Wednesday, October 1, 2014

How Not to Evict

Jessica Briones was a tenant at Brazos Bend Villa Apartments, Richmond, Texas (has Richmond been subsumed by Houston yet?). She had occupied her unit since January 2007. Jessica’s lease obligated Brazos to furnish her 10 days notice to discuss with Brazos a possible breach or allegation of lease termination, before Brazos could take any action adverse to her possession.

Evidently Brazos was concerned that Jessica was using or possessing marijuana in her apartment, so on April 30, 2012, Brazos furnished Jessica notice of lease termination coupled with a written statement that she had the right to meet with a property manager within 10 days to discuss the termination.

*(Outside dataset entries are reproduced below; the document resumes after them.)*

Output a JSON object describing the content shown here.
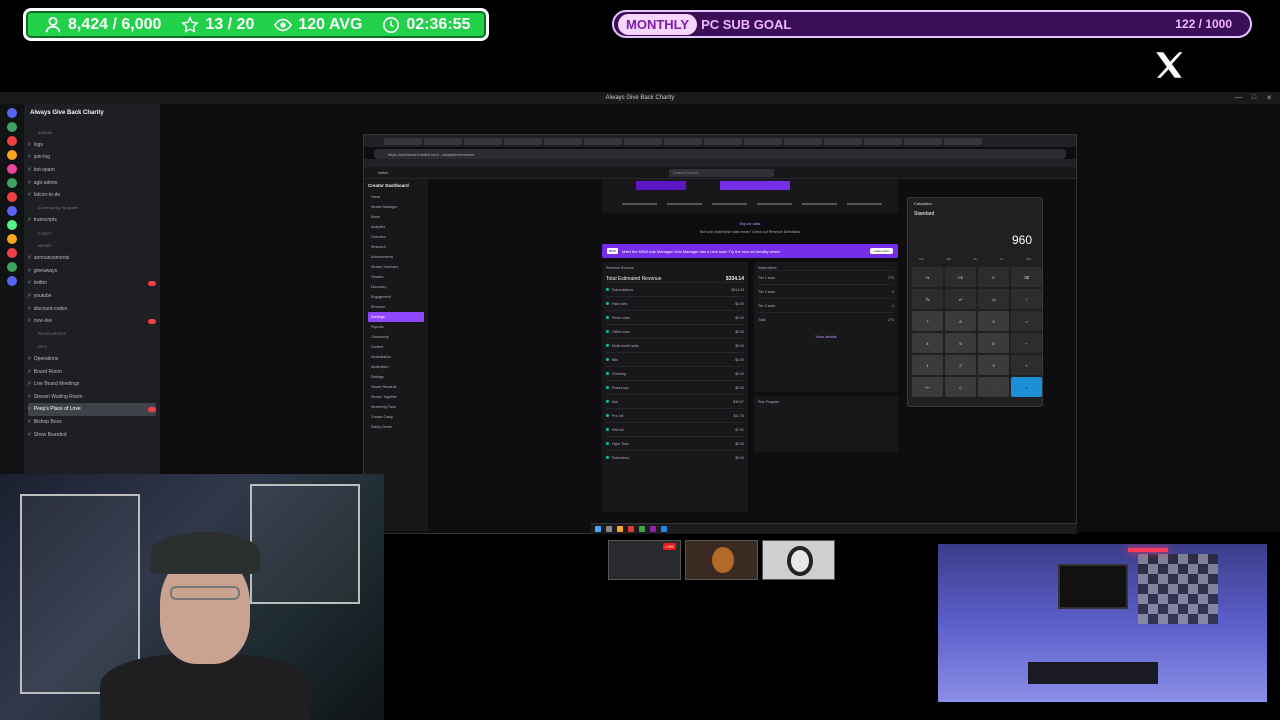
{
  "stats": {
    "followers": "8,424 / 6,000",
    "level": "13 / 20",
    "viewers": "120 AVG",
    "timer": "02:36:55"
  },
  "goal": {
    "pill": "MONTHLY",
    "label": "PC SUB GOAL",
    "count": "122 / 1000"
  },
  "capture": {
    "window_title": "Always Give Back Charity"
  },
  "discord": {
    "server_name": "Always Give Back Charity",
    "channels": [
      {
        "type": "category",
        "label": "ADMIN"
      },
      {
        "type": "channel",
        "label": "logs"
      },
      {
        "type": "channel",
        "label": "join-log"
      },
      {
        "type": "channel",
        "label": "bot-spam"
      },
      {
        "type": "channel",
        "label": "agb-admin"
      },
      {
        "type": "channel",
        "label": "falcon-to-do"
      },
      {
        "type": "category",
        "label": "Community Support"
      },
      {
        "type": "channel",
        "label": "transcripts"
      },
      {
        "type": "category",
        "label": "STAFF"
      },
      {
        "type": "category",
        "label": "NEWS"
      },
      {
        "type": "channel",
        "label": "announcements"
      },
      {
        "type": "channel",
        "label": "giveaways"
      },
      {
        "type": "channel",
        "label": "twitter",
        "badge": true
      },
      {
        "type": "channel",
        "label": "youtube"
      },
      {
        "type": "channel",
        "label": "discount-codes"
      },
      {
        "type": "channel",
        "label": "now-live",
        "badge": true
      },
      {
        "type": "category",
        "label": "RESOURCES"
      },
      {
        "type": "category",
        "label": "OPS"
      },
      {
        "type": "channel",
        "label": "Operations"
      },
      {
        "type": "channel",
        "label": "Board Room"
      },
      {
        "type": "channel",
        "label": "Live Board Meetings"
      },
      {
        "type": "channel",
        "label": "Stream Waiting Room"
      },
      {
        "type": "channel",
        "label": "Peep's Place of Love",
        "active": true,
        "badge": true
      },
      {
        "type": "channel",
        "label": "Bishop Boss"
      },
      {
        "type": "channel",
        "label": "Show Bearded"
      }
    ]
  },
  "browser": {
    "url": "https://dashboard.twitch.tv/u/.../analytics/revenue",
    "brand": "twitch",
    "search_placeholder": "Channel Search"
  },
  "creator_sidebar": {
    "title": "Creator Dashboard",
    "items": [
      {
        "label": "Home"
      },
      {
        "label": "Stream Manager"
      },
      {
        "label": "Alerts"
      },
      {
        "label": "Analytics"
      },
      {
        "label": "Overview"
      },
      {
        "label": "Research"
      },
      {
        "label": "Achievements"
      },
      {
        "label": "Stream Summary"
      },
      {
        "label": "Viewers"
      },
      {
        "label": "Discovery"
      },
      {
        "label": "Engagement"
      },
      {
        "label": "Revenue"
      },
      {
        "label": "Earnings",
        "active": true
      },
      {
        "label": "Payouts"
      },
      {
        "label": "Community"
      },
      {
        "label": "Content"
      },
      {
        "label": "Monetization"
      },
      {
        "label": "Moderation"
      },
      {
        "label": "Settings"
      },
      {
        "label": "Viewer Rewards"
      },
      {
        "label": "Stream Together"
      },
      {
        "label": "Streaming Tools"
      },
      {
        "label": "Creator Camp"
      },
      {
        "label": "Safety Center"
      }
    ]
  },
  "revenue": {
    "export_link": "Export data",
    "notice": "Not sure what these stats mean? Check out Revenue Definitions",
    "ads_new": "NEW",
    "ads_text": "Meet the NEW Ads Manager! Ads Manager has a new look! Try the new ad density wheel",
    "ads_learn": "Learn more",
    "left_title": "Revenue Sources",
    "total_label": "Total Estimated Revenue",
    "total_value": "$334.14",
    "lines": [
      {
        "label": "Subscriptions",
        "value": "$314.43"
      },
      {
        "label": "Paid subs",
        "value": "$0.00"
      },
      {
        "label": "Prime subs",
        "value": "$0.00"
      },
      {
        "label": "Gifted subs",
        "value": "$0.00"
      },
      {
        "label": "Multi-month subs",
        "value": "$0.00"
      },
      {
        "label": "Bits",
        "value": "$0.00"
      },
      {
        "label": "Cheering",
        "value": "$0.00"
      },
      {
        "label": "Power-ups",
        "value": "$0.00"
      },
      {
        "label": "Ads",
        "value": "$19.67"
      },
      {
        "label": "Pre-roll",
        "value": "$11.76"
      },
      {
        "label": "Mid-roll",
        "value": "$7.91"
      },
      {
        "label": "Hype Train",
        "value": "$0.00"
      },
      {
        "label": "Extensions",
        "value": "$0.00"
      }
    ],
    "right_title": "Subscribers",
    "right_lines": [
      {
        "label": "Tier 1 subs",
        "value": "273"
      },
      {
        "label": "Tier 2 subs",
        "value": "0"
      },
      {
        "label": "Tier 3 subs",
        "value": "1"
      },
      {
        "label": "Total",
        "value": "274"
      }
    ],
    "plus_title": "Plus Program",
    "view_details": "View details"
  },
  "calculator": {
    "title": "Calculator",
    "mode": "Standard",
    "display": "960",
    "memory": [
      "MC",
      "MR",
      "M+",
      "M-",
      "MS"
    ],
    "keys": [
      "%",
      "CE",
      "C",
      "⌫",
      "⅟x",
      "x²",
      "√x",
      "÷",
      "7",
      "8",
      "9",
      "×",
      "4",
      "5",
      "6",
      "−",
      "1",
      "2",
      "3",
      "+",
      "+/−",
      "0",
      ".",
      "="
    ]
  },
  "thumbs": {
    "live_label": "LIVE"
  },
  "colors": {
    "stats_green": "#22d14a",
    "goal_purple": "#3a0f57",
    "twitch_purple": "#772ce8",
    "calc_equals": "#1b8fd6"
  }
}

The notice also demanded that she vacate by June 1, 2012. Jessica did not go gentle into that good night (that’s from a famous villanelle written by Dylan Thomas a century ago . . . oh never mind).

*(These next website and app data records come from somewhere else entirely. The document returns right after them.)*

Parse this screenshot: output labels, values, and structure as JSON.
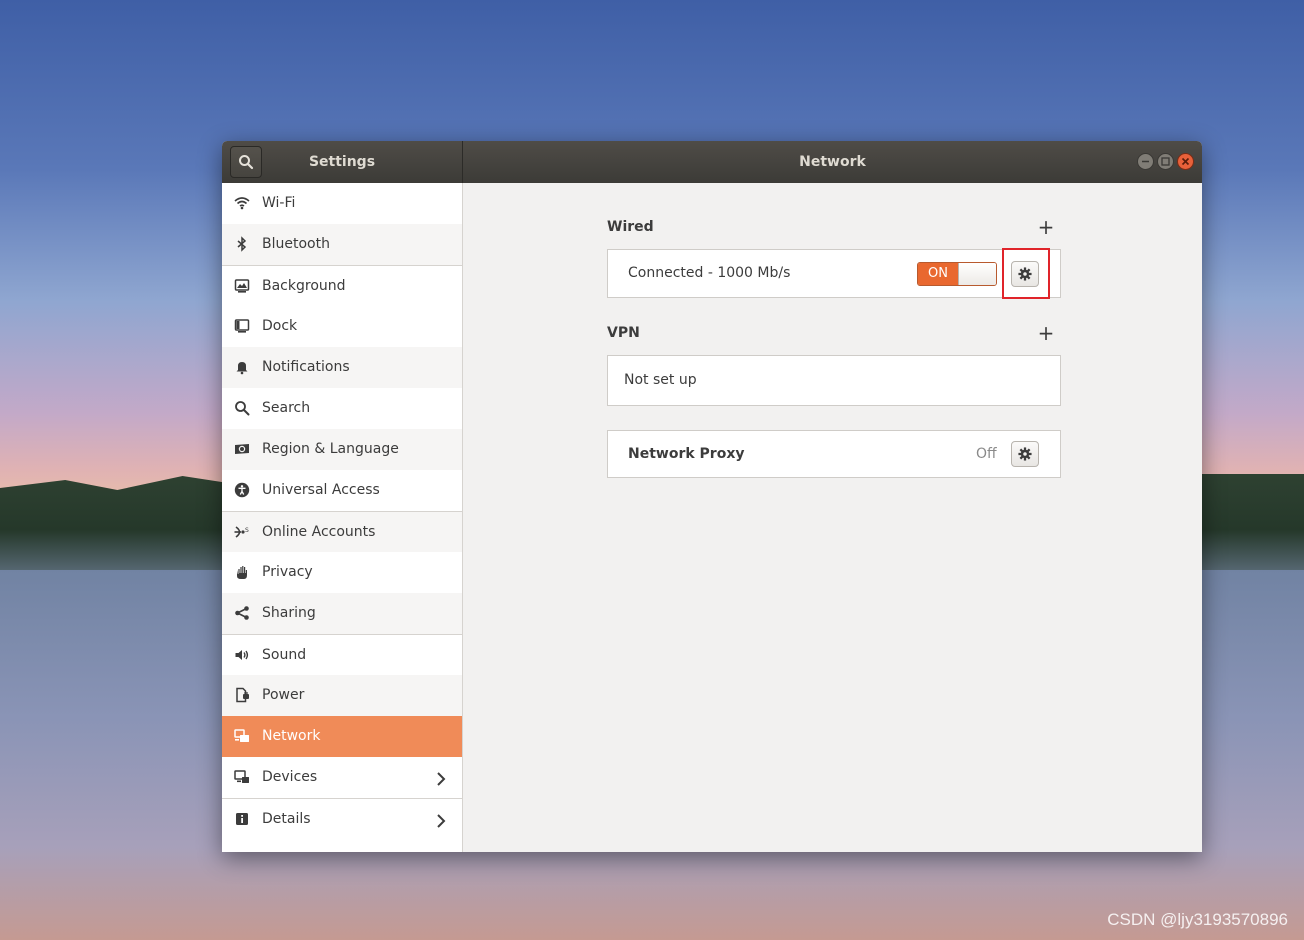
{
  "window": {
    "left_title": "Settings",
    "right_title": "Network"
  },
  "sidebar": {
    "items": [
      {
        "label": "Wi-Fi",
        "icon": "wifi-icon"
      },
      {
        "label": "Bluetooth",
        "icon": "bluetooth-icon"
      },
      {
        "label": "Background",
        "icon": "background-icon"
      },
      {
        "label": "Dock",
        "icon": "dock-icon"
      },
      {
        "label": "Notifications",
        "icon": "bell-icon"
      },
      {
        "label": "Search",
        "icon": "search-icon"
      },
      {
        "label": "Region & Language",
        "icon": "region-icon"
      },
      {
        "label": "Universal Access",
        "icon": "accessibility-icon"
      },
      {
        "label": "Online Accounts",
        "icon": "online-accounts-icon"
      },
      {
        "label": "Privacy",
        "icon": "hand-icon"
      },
      {
        "label": "Sharing",
        "icon": "share-icon"
      },
      {
        "label": "Sound",
        "icon": "speaker-icon"
      },
      {
        "label": "Power",
        "icon": "power-icon"
      },
      {
        "label": "Network",
        "icon": "network-icon",
        "active": true
      },
      {
        "label": "Devices",
        "icon": "devices-icon",
        "chevron": "›"
      },
      {
        "label": "Details",
        "icon": "info-icon",
        "chevron": "›"
      }
    ]
  },
  "network": {
    "wired": {
      "title": "Wired",
      "add": "+",
      "status": "Connected - 1000 Mb/s",
      "toggle_label": "ON"
    },
    "vpn": {
      "title": "VPN",
      "add": "+",
      "status": "Not set up"
    },
    "proxy": {
      "title": "Network Proxy",
      "value": "Off"
    }
  },
  "colors": {
    "accent": "#f08b58",
    "toggle": "#e9682f",
    "highlight": "#e0242a"
  },
  "watermark": "CSDN @ljy3193570896"
}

Consequently, on June 6, 2012, Brazos filed a lawsuit for eviction in JP Court in Fort Bend County. Brazos won so Jessica appealed.

The appeal was heard in Fort Bend County Court At Law, where according to Texas procedural rules both parties were granted an entirely new trial. A full-on mulligan. Brazos again won a Judgment for exclusive possession, plus attorneys’ fees of $2,950 through trial, and $10,000 for an appeal to the next level.

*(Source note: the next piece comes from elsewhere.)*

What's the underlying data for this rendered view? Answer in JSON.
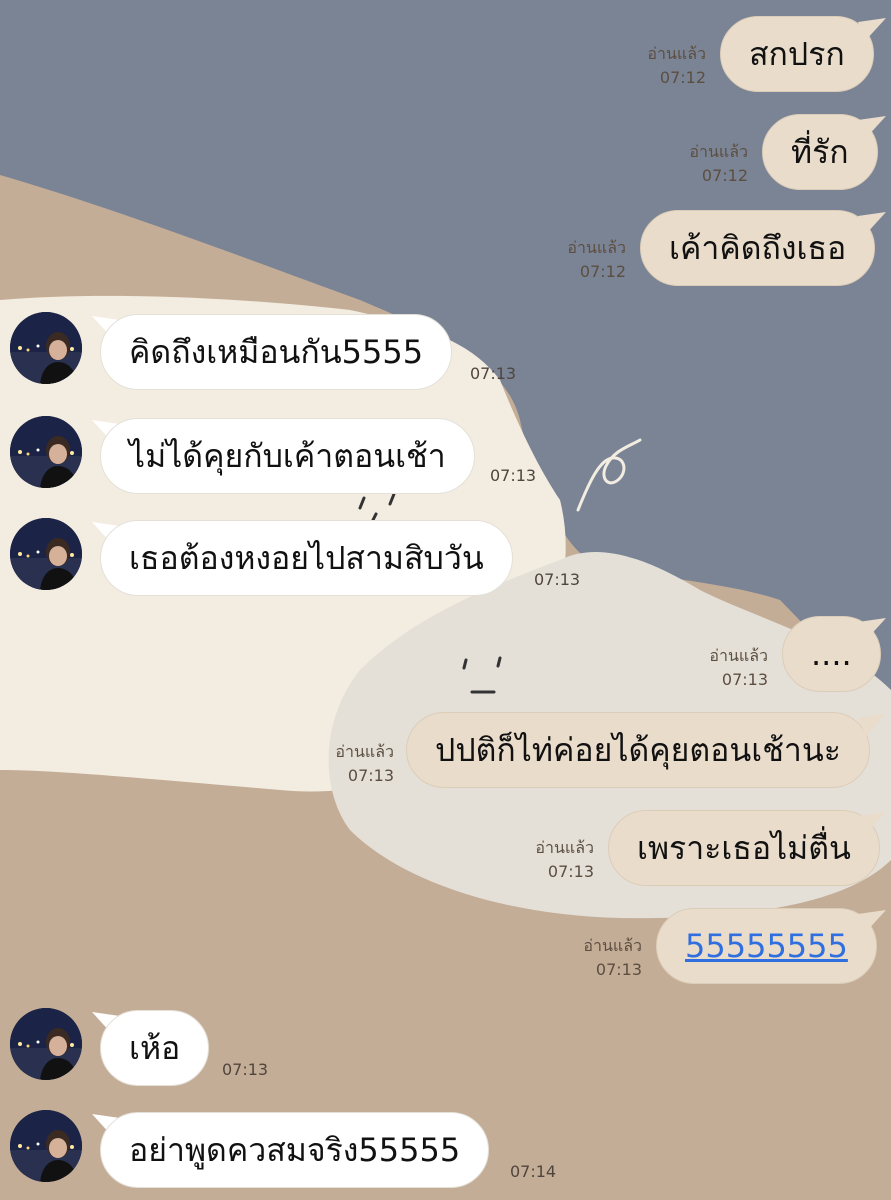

Brazos then obtained a Writ of Possession placing Brazos in possession of Jessica’s apartment. Regardless of the fact that Jessica was now on the outside of the apartment community, she again appealed claiming that Brazos failed to furnish her proper notice.

Basically, Jessica’s position was that Brazos was required to furnish her 10 days in which to discuss any alleged breach with Brazos before demanding that she vacate. And that the notice given, being a lease termination coupled with a statement that she could discuss the termination with a manager within the next following 10 days, did not comport with the Lease she had signed and both parties had honored in the previous five years.

The appellate court agreed with Jessica. Brazos was required to furnish Jessica at least two written notices. The first should have given her 10 days to discuss the proposed breach or lease termination with a property manager. The second should have given Jessica notice that her lease was terminated and she needed to vacate if she wanted to avoid legal proceedings.

Jessica won; Brazos lost. See Jessica Briones v. Brazos Bend Villa Apartments; No. 14-12-01125-CV; Texas Court of Appeals; 14th District; September 9, 2014.

Lessons learned:

1.      Even when tenants have been removed from the premises – voluntarily or involuntarily – they may still litigate and if they lose, then they may appeal. It’s an interesting dichotomy in law that protects rights of tenants. And if you consider it, there can be no other logical way as appeals take years to conclude. This one was completed in a bit more than two years, but a further appeal to the Texas Supreme Court would have added two more years.

2.      We handle many tenant evictions here. It is a rarity that the notices furnished to the tenants 100% comply with the lease and laws. Property managers use preprinted eviction forms and they work well for normal evictions where the tenant doesn’t pay rent. However, those same notices often are insufficient when the lease obligates the Landlord to furnish notices and opportunities to cure defaults before the lease can be terminated. Or when tenant’s breach is not related to the failure to pay rent, but is something unusual instead.

3.      Read your form lease. Do it now. Find all the ways the tenant can breach and make a list. Is it complete? Then review the lease to determine what steps the landlord must take before terminating the lease. Another list. After that – one more task – find out exactly what type of notice must be furnished before you can terminate a lease, to whom it must be given, by whom, how it is to be posted / mailed / delivered, at what address must it be posted, delivered or sent, and at what timing interval. Then, compare it to Texas laws. And make a final list.

Are you satisfied?

See for residential self-help rules.
See for commercial self-help rules.
See http//, and for Texas rules that apply to both residential and commercial judicial evictions.

Reprinted with the permission of North Texas Commercial Association of REALTORS®, Inc.